((

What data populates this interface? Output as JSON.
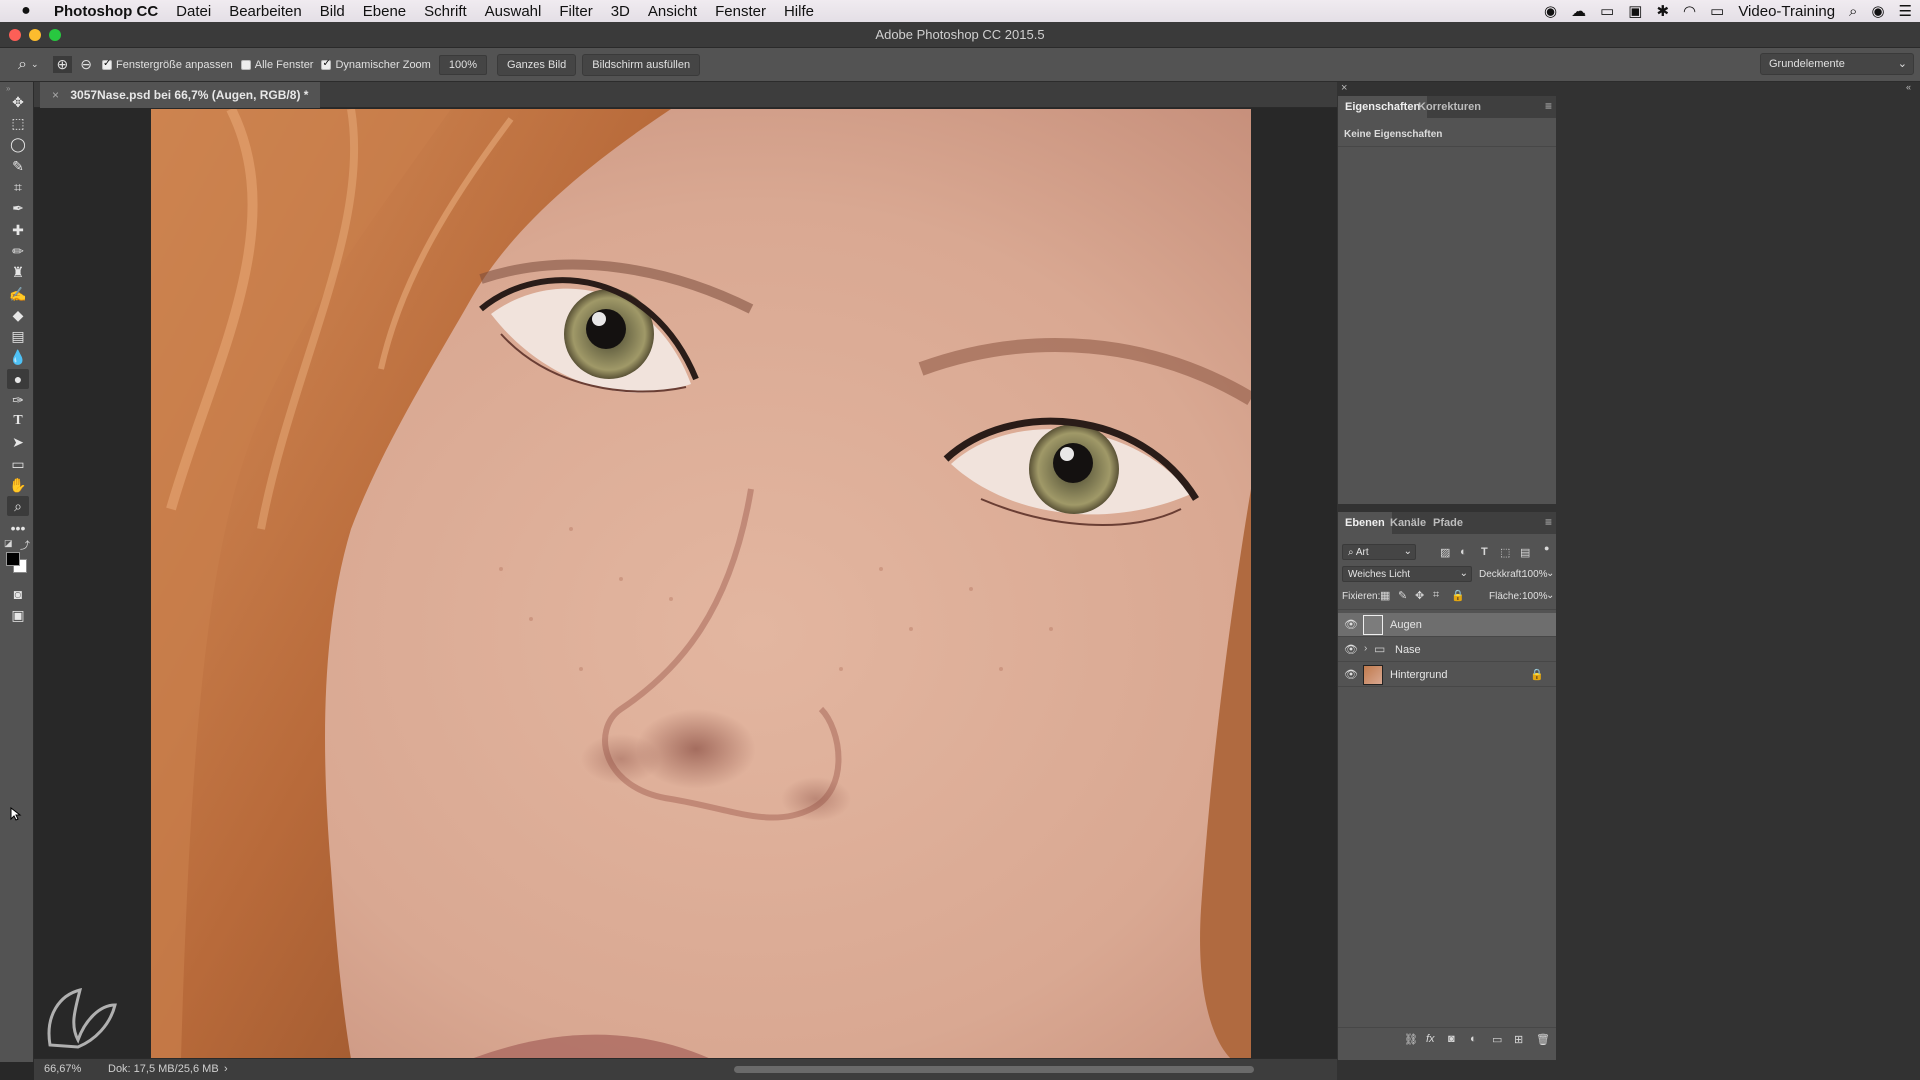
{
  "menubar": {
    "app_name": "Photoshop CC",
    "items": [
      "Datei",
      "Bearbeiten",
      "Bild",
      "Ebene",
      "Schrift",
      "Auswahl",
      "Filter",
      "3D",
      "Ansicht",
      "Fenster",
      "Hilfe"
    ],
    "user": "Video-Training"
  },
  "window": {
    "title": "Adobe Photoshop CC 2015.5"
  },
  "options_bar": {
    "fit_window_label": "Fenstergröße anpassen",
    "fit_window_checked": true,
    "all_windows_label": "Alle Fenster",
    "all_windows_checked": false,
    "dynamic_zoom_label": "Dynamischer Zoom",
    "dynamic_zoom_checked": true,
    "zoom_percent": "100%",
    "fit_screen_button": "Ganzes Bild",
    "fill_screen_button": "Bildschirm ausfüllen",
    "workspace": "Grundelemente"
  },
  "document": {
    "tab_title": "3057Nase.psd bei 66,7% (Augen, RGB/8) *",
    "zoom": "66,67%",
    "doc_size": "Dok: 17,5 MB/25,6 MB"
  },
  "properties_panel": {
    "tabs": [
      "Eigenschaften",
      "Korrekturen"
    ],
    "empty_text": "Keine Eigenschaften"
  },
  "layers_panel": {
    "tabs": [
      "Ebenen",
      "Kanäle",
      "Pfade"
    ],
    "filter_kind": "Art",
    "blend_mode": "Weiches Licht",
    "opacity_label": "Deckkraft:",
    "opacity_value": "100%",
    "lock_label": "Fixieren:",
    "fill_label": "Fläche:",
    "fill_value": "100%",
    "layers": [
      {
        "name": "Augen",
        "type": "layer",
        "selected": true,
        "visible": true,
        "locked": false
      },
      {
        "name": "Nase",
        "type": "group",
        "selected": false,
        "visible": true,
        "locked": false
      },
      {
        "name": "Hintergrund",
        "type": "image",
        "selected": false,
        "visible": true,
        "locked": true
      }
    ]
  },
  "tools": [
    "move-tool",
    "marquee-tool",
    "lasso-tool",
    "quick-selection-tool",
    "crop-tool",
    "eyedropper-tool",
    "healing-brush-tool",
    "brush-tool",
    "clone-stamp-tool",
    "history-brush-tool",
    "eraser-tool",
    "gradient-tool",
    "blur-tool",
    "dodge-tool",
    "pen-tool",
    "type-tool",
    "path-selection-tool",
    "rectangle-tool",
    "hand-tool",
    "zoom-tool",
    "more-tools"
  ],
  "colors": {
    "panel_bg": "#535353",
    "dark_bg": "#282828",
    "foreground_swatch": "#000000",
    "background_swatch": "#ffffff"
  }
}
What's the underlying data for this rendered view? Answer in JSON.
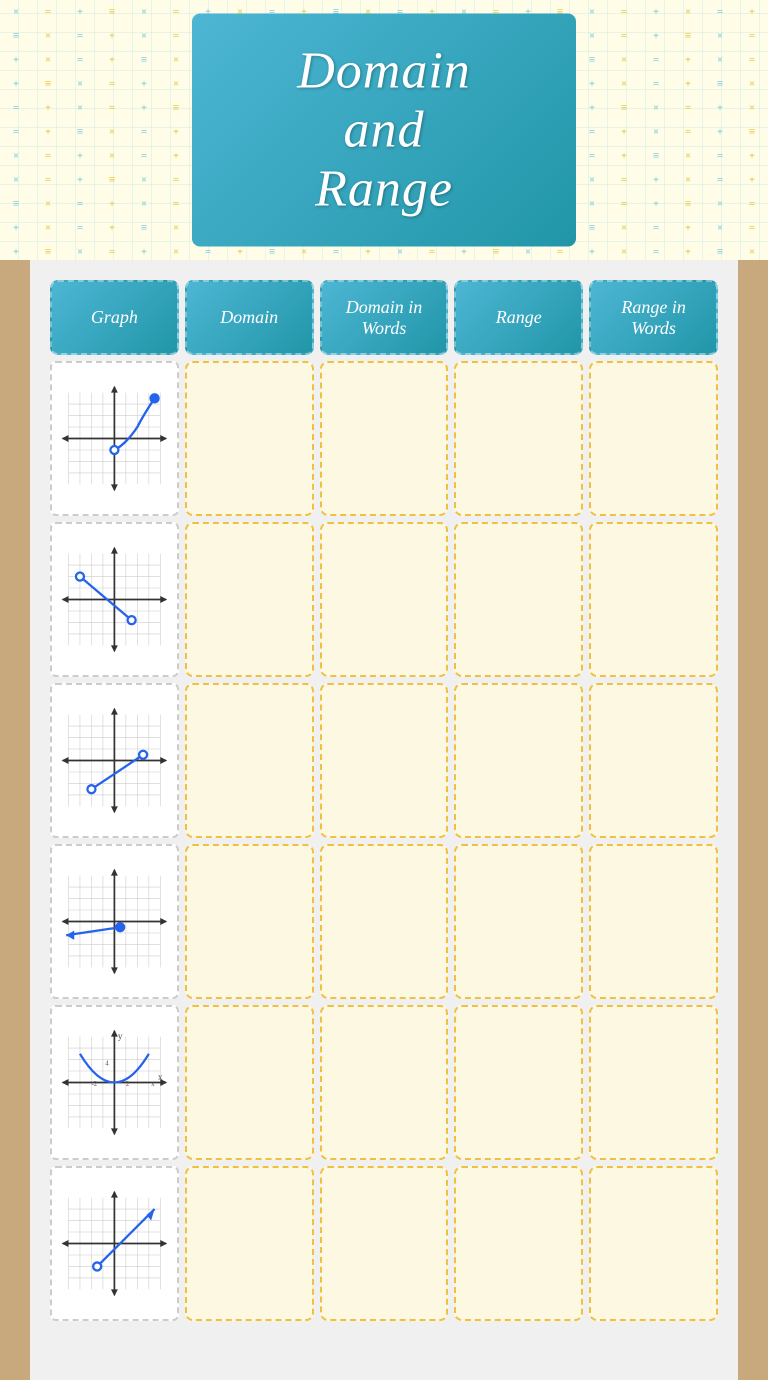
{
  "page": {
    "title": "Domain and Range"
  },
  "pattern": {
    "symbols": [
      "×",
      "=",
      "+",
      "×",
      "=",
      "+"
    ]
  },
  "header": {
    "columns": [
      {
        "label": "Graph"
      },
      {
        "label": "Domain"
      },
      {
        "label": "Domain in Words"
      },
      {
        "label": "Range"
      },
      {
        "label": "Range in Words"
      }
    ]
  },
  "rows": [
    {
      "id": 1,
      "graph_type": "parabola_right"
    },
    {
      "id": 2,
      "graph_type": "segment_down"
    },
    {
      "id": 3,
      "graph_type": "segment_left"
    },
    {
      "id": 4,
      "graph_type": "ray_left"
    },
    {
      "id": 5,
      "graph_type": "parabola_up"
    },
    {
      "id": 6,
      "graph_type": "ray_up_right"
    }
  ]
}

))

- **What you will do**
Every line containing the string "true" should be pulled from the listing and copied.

- **Final answer**
    "fit_window_checked": true,
    "dynamic_zoom_checked": true,
        "selected": true,
        "visible": true,
        "visible": true,
        "visible": true,
        "locked": true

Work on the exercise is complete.